Sunday 29 September 1805
COURT OF CRIMINAL JURISDICTION
STILLS.The activity of Government in repressing the illicit use of these baneful machines has happily succeeded in detecting a number of offenders engaged in the practice. In the course of Thursday a search for stills and implements used in the distillery of spirits was executed under the immediate direction of John Harris, Esq. to whose indefatigable personal exertions on the occasion the inhabitants are much indebted. The apprehended persons were lodged in gaol, and yesterday made their appearance before a
BENCH OF MAGISTRATES.
The parties were accused on the testimony of the above Gentleman which having, in violation and in direct disobedience of a General Order issued the 28th of Feb. 1799 by His Excellency Governor HUNTER, and subsequently repeated and confirmed by His Excellency GOVERNOR KING, been concerned in the distillery of spiritous liquors, as should appear from the evidence to be adduced.
H. Mahar, a constable, said that he went by order of John Harris Esq. to a house at Farm Cove belonging to M. Hayes, and on entering the premises found a still (of about
40 gallons) at work, attended by Michael Wallis, whom he sent in a prisoner; that Mr. HARRIS came to the house, and upon examining found besides the still, which was near the door, 13 casks containing 1700 gallons of fermenting liquor, and 3 kegs with 45 gallons of singlings.
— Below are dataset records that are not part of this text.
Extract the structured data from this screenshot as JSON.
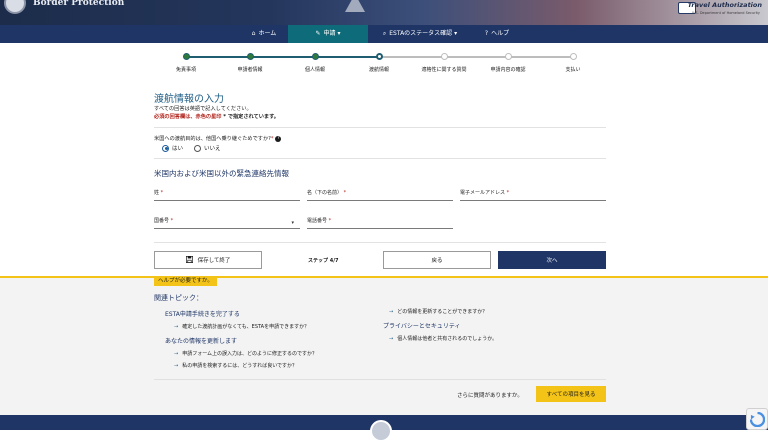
{
  "header": {
    "agency_text": "Border Protection",
    "ta_title": "Travel Authorization",
    "ta_subtitle": "U.S. Department of Homeland Security"
  },
  "nav": {
    "items": [
      {
        "label": "ホーム",
        "icon": "home-icon"
      },
      {
        "label": "申請 ▾",
        "icon": "pen-icon",
        "active": true
      },
      {
        "label": "ESTAのステータス確認 ▾",
        "icon": "search-icon"
      },
      {
        "label": "ヘルプ",
        "icon": "question-icon"
      }
    ]
  },
  "progress": {
    "steps": [
      "免責事項",
      "申請者情報",
      "個人情報",
      "渡航情報",
      "適格性に関する質問",
      "申請内容の確認",
      "支払い"
    ],
    "current_index": 3
  },
  "form": {
    "title": "渡航情報の入力",
    "hint_english": "すべての回答は英語で記入してください。",
    "hint_required_red": "必須の回答欄は、赤色の星印",
    "hint_required_tail": " * で指定されています。",
    "question": "米国への渡航目的は、他国へ乗り継ぐためですか?",
    "question_req": "*",
    "radio_yes": "はい",
    "radio_no": "いいえ",
    "section_title": "米国内および米国以外の緊急連絡先情報",
    "fields": {
      "surname": "姓",
      "given_name": "名（下の名前）",
      "email": "電子メールアドレス",
      "country_code": "国番号",
      "phone": "電話番号"
    },
    "required_mark": " *"
  },
  "buttons": {
    "save_exit": "保存して終了",
    "step_text": "ステップ 4/7",
    "back": "戻る",
    "next": "次へ"
  },
  "help": {
    "tag": "ヘルプが必要ですか。",
    "related": "関連トピック：",
    "topic1": "ESTA申請手続きを完了する",
    "link1": "確定した渡航計画がなくても、ESTAを申請できますか？",
    "topic2": "あなたの情報を更新します",
    "link2": "申請フォーム上の誤入力は、どのように修正するのですか？",
    "link3": "私の申請を検索するには、どうすれば良いですか？",
    "link4": "どの情報を更新することができますか？",
    "topic3": "プライバシーとセキュリティ",
    "link5": "個人情報は他者と共有されるのでしょうか。",
    "more_q": "さらに質問がありますか。",
    "all_items": "すべての項目を見る"
  },
  "colors": {
    "nav_bg": "#1e3566",
    "nav_active": "#0e6c7a",
    "accent_yellow": "#f3c317",
    "title_blue": "#1e5d86",
    "required_red": "#b3261e"
  }
}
Wallis candidly acknowledged his own criminality to the Magistrate, and declared himself a labourer employed by the owner of the premises, Hayes.
Michael Byrne and Matthew Sutton were next charged with having in their possession implements for distilling spirits. The con- stables employed in the search stated, that in obedience to their instructions they proceeded to the houses of the prisoners, which were adjacent to each other, and found in Sutton's a keg of spirits, concealed within a trunk, and buried in his garden a 10 gallon sample of the same exact kind, all distilled in the colony. In Byrne's house they found a very large still, and on searching the garden, the head, worm, and every other necessary apparatus, together with a keg containing 8 gallons of the same kind of spirits found next door. A dealer on the Rocks also came forward; and proved the purchase of spirits from Byrne at 32s. per gal.
I. W. Lancashire, Isaat Dose, and William Bedgood, charged with a like offence, were remanded for further examination, a principal being as yet out of custody.
The examination being closed, the Bench concluded as follows; that Michael Hayes, Michael Byrne, and Matthew Sutton be admitted to bail, or in failure of their providing such, remain in prison until they can be sent to another settlement within the Limits of
this Territory; Michael Wallis (he being a prisoner) to be punished with 300 lashes; but by reason of his candour earnestly recommended by the Bench to His EXCELLENCY'S Mercy.
--- In Distillers@yahoogroups.com, Robbie Mabry <robbie46@...> wrote:
> Thanks, I enjoyed reading that.
> On Sat, Sep 15, 2012 at 7:52 AM, waljaco <waljaco@...> wrote:
> > **
> > Not much information on colonial distilling in Australia. I have not seen
> > any details of illicit stills,but I suspect that they would have followed
> > British practice, although the materials for their manufacture would have
> > been limited and improvisation must have occurred.
> > Here is one interesting read -
> > http://tinyurl.com/8hkcgjt
> > wal